▶ ABOUT THIS TASK
Take the line that contains "Extract the structured" and all lines after it, up to and including the last line of the data, and write them out exactly; nothing else belongs in the answer.

(Dataset rows for apps and sites)
..............................
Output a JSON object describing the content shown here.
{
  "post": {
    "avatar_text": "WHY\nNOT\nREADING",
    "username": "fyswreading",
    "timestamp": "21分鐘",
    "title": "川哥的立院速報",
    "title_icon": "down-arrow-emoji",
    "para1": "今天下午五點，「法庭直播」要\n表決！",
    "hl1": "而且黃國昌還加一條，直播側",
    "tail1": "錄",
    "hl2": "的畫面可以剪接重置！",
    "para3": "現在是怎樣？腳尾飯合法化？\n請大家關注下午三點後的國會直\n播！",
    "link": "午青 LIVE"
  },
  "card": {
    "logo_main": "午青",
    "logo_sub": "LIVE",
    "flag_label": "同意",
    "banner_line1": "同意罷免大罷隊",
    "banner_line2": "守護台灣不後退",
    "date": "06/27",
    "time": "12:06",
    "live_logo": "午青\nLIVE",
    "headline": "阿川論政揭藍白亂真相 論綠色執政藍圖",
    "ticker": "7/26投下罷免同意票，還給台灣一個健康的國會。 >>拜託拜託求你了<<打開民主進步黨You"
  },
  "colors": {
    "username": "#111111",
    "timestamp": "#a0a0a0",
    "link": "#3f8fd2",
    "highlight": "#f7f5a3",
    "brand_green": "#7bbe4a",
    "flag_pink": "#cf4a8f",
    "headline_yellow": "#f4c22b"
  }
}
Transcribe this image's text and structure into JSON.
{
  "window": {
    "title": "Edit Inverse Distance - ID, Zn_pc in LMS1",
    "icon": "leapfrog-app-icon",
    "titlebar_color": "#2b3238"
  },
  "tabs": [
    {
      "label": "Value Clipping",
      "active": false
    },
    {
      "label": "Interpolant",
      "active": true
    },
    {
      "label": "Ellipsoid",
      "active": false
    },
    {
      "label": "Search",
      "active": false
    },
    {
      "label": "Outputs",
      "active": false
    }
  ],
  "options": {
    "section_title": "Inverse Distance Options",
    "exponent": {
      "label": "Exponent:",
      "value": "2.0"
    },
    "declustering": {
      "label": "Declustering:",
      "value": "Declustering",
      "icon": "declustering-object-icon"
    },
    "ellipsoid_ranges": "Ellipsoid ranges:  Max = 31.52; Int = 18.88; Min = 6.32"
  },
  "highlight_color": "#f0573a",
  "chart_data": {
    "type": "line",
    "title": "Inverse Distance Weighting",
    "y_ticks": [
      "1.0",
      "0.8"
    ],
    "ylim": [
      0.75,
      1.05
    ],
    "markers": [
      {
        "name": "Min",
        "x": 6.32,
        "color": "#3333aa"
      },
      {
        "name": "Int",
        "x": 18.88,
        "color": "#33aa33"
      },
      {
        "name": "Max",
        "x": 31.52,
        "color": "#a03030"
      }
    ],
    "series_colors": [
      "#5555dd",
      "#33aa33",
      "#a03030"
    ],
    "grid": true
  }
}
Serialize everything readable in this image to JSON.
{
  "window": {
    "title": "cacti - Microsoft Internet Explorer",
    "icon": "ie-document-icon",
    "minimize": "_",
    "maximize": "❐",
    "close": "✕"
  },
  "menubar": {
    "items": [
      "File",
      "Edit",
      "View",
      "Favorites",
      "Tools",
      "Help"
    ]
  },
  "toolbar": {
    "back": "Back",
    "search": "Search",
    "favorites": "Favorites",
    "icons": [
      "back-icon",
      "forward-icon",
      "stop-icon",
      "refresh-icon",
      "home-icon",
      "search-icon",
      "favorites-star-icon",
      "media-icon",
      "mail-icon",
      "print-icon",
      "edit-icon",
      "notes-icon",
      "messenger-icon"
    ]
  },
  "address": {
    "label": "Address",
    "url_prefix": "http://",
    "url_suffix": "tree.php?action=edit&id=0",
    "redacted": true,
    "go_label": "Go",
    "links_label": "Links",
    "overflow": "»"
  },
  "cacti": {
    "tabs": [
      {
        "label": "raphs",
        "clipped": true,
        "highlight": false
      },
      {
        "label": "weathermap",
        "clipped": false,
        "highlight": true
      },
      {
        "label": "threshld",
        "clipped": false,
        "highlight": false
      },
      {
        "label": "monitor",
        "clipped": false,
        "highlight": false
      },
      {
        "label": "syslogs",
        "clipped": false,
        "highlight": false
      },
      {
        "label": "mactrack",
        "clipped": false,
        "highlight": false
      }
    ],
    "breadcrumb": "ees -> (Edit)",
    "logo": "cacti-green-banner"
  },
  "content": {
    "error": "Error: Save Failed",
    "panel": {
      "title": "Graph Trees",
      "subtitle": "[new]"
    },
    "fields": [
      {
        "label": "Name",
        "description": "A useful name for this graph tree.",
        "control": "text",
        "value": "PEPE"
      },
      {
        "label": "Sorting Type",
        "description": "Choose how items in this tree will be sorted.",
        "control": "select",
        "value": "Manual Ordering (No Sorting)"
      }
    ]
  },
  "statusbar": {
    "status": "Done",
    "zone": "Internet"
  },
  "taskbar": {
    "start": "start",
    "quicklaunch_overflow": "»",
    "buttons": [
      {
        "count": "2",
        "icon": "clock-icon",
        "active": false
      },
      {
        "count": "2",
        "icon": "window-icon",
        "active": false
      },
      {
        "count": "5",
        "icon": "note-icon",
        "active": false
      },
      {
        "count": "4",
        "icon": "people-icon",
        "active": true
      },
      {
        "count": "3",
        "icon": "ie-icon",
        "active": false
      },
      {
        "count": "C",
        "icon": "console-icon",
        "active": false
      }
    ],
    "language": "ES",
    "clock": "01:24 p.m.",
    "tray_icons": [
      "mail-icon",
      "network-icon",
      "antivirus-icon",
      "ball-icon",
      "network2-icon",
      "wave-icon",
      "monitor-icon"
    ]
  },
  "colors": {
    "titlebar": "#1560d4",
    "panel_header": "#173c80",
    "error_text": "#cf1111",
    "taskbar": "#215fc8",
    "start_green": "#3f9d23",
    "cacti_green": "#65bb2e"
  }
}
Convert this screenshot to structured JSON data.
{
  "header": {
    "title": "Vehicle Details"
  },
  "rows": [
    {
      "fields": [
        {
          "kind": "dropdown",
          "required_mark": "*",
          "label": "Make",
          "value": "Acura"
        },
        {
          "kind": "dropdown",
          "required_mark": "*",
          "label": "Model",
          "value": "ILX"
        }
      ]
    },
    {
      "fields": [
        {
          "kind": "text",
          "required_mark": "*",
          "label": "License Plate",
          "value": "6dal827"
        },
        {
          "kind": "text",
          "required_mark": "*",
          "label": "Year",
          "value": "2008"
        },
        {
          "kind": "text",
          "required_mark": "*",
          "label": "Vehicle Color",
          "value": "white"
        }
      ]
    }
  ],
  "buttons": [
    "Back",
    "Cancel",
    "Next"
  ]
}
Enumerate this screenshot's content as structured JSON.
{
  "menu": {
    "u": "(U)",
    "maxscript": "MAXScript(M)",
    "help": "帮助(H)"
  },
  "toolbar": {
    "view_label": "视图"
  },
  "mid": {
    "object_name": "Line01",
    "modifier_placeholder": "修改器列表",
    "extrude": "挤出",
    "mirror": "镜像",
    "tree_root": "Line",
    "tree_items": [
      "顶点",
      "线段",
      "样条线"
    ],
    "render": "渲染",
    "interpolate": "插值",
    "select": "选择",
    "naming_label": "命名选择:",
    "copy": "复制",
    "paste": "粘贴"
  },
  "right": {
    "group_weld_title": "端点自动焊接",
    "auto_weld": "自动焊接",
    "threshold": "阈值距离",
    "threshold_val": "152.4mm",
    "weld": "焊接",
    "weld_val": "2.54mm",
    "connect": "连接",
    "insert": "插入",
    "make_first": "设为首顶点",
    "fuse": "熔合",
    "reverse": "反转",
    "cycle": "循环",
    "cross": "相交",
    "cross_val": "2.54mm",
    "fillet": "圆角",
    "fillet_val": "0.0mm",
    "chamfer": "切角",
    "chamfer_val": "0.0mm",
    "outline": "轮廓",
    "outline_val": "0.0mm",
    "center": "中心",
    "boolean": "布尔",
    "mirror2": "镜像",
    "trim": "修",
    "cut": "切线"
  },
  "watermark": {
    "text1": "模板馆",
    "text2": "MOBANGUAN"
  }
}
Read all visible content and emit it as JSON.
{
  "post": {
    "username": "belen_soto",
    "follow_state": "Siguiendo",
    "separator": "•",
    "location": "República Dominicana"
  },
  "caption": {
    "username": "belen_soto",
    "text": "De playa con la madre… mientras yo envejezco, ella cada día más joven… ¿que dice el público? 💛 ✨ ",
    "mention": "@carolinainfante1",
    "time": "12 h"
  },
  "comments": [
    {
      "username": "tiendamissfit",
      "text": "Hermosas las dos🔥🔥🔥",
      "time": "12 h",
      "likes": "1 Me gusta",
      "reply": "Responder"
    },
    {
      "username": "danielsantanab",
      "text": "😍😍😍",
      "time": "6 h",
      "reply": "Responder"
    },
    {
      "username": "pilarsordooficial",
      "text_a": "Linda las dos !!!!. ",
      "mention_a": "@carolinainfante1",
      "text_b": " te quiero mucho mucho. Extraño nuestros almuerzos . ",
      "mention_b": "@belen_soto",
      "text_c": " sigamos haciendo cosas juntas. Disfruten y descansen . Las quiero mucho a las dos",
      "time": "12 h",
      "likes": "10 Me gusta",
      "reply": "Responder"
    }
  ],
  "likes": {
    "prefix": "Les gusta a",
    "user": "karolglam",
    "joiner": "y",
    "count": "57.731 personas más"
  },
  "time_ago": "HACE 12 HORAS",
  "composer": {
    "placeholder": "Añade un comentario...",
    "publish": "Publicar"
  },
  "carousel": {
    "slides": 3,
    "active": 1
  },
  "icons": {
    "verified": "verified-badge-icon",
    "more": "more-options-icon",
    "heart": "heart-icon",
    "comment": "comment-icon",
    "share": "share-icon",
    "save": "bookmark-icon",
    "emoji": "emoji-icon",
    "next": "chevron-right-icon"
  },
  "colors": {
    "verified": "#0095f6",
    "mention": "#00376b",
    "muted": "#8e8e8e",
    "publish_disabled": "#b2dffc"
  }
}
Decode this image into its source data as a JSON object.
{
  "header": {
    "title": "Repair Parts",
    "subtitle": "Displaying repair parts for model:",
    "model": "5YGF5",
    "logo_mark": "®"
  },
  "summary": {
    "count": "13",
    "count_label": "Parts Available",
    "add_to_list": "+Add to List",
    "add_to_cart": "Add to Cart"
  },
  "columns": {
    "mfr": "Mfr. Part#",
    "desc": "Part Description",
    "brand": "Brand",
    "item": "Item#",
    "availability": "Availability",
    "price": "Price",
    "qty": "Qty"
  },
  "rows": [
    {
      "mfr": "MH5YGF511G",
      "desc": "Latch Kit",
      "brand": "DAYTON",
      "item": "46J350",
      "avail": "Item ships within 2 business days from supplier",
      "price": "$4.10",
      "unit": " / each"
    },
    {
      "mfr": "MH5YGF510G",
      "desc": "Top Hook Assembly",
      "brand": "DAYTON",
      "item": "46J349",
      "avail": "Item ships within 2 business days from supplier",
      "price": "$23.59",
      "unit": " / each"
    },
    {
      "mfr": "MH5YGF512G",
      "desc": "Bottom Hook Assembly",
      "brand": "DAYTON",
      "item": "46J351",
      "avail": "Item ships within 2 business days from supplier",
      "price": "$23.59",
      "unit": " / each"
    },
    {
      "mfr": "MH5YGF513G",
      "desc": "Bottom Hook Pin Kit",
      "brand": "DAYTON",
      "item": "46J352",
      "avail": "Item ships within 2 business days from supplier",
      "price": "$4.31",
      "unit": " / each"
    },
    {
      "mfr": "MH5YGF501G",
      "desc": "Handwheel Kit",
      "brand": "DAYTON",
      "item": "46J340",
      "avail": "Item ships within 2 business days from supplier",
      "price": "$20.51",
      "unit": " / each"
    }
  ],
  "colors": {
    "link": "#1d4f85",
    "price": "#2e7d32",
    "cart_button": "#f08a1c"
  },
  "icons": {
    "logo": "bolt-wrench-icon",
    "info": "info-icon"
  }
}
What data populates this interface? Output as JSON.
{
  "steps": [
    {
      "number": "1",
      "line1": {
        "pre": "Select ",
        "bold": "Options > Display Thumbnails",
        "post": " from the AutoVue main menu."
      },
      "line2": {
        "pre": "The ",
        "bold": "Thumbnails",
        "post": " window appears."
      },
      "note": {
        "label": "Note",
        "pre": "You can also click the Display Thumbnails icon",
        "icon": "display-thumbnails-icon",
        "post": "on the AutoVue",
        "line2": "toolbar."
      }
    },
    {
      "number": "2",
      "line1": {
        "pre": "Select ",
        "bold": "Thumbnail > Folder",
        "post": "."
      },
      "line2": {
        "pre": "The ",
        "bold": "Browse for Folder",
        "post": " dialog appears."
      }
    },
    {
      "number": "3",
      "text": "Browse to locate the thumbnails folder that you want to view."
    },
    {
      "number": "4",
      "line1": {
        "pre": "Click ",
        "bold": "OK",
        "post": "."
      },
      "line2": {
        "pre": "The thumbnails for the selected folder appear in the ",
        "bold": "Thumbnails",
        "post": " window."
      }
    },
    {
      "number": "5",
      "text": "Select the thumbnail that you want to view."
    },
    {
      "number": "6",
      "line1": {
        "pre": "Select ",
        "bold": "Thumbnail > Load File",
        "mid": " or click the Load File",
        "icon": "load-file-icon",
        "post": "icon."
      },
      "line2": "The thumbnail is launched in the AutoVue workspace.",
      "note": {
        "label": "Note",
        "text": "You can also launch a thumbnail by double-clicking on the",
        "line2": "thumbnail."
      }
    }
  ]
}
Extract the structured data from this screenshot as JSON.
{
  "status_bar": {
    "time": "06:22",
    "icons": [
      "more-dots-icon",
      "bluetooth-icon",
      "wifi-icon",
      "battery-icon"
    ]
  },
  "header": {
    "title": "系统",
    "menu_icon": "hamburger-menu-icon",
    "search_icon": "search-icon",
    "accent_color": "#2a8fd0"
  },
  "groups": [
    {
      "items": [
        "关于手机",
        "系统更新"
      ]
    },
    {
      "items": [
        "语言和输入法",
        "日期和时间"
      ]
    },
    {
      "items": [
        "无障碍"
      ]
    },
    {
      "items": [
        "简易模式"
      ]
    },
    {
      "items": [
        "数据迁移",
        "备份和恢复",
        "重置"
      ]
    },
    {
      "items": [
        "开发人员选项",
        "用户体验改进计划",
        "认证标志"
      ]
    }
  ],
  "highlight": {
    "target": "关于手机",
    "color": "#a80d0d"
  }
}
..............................
▶ RESPONSE TO THE TASK
Extract the structured data from this screenshot as JSON.
{
  "status_bar": {
    "time": "06:22",
    "icons": [
      "more-dots-icon",
      "bluetooth-icon",
      "wifi-icon",
      "battery-icon"
    ]
  },
  "header": {
    "title": "系统",
    "menu_icon": "hamburger-menu-icon",
    "search_icon": "search-icon",
    "accent_color": "#2a8fd0"
  },
  "groups": [
    {
      "items": [
        "关于手机",
        "系统更新"
      ]
    },
    {
      "items": [
        "语言和输入法",
        "日期和时间"
      ]
    },
    {
      "items": [
        "无障碍"
      ]
    },
    {
      "items": [
        "简易模式"
      ]
    },
    {
      "items": [
        "数据迁移",
        "备份和恢复",
        "重置"
      ]
    },
    {
      "items": [
        "开发人员选项",
        "用户体验改进计划",
        "认证标志"
      ]
    }
  ],
  "highlight": {
    "target": "关于手机",
    "color": "#a80d0d"
  }
}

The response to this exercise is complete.